## Record set

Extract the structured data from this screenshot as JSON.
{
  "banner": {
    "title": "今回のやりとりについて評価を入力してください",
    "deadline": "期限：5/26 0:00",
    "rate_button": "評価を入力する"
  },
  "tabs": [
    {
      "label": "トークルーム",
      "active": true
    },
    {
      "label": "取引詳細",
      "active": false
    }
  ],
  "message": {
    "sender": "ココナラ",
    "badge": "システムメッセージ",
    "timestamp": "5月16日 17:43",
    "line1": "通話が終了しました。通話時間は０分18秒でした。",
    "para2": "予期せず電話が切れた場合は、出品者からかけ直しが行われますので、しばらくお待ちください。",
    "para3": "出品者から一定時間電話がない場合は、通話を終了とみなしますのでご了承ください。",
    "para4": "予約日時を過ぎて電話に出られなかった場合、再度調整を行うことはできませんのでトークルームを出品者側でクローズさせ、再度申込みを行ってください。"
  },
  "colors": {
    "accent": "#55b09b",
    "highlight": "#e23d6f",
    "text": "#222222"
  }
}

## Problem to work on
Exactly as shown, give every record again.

## Worked solution
Extract the structured data from this screenshot as JSON.
{
  "banner": {
    "title": "今回のやりとりについて評価を入力してください",
    "deadline": "期限：5/26 0:00",
    "rate_button": "評価を入力する"
  },
  "tabs": [
    {
      "label": "トークルーム",
      "active": true
    },
    {
      "label": "取引詳細",
      "active": false
    }
  ],
  "message": {
    "sender": "ココナラ",
    "badge": "システムメッセージ",
    "timestamp": "5月16日 17:43",
    "line1": "通話が終了しました。通話時間は０分18秒でした。",
    "para2": "予期せず電話が切れた場合は、出品者からかけ直しが行われますので、しばらくお待ちください。",
    "para3": "出品者から一定時間電話がない場合は、通話を終了とみなしますのでご了承ください。",
    "para4": "予約日時を過ぎて電話に出られなかった場合、再度調整を行うことはできませんのでトークルームを出品者側でクローズさせ、再度申込みを行ってください。"
  },
  "colors": {
    "accent": "#55b09b",
    "highlight": "#e23d6f",
    "text": "#222222"
  }
}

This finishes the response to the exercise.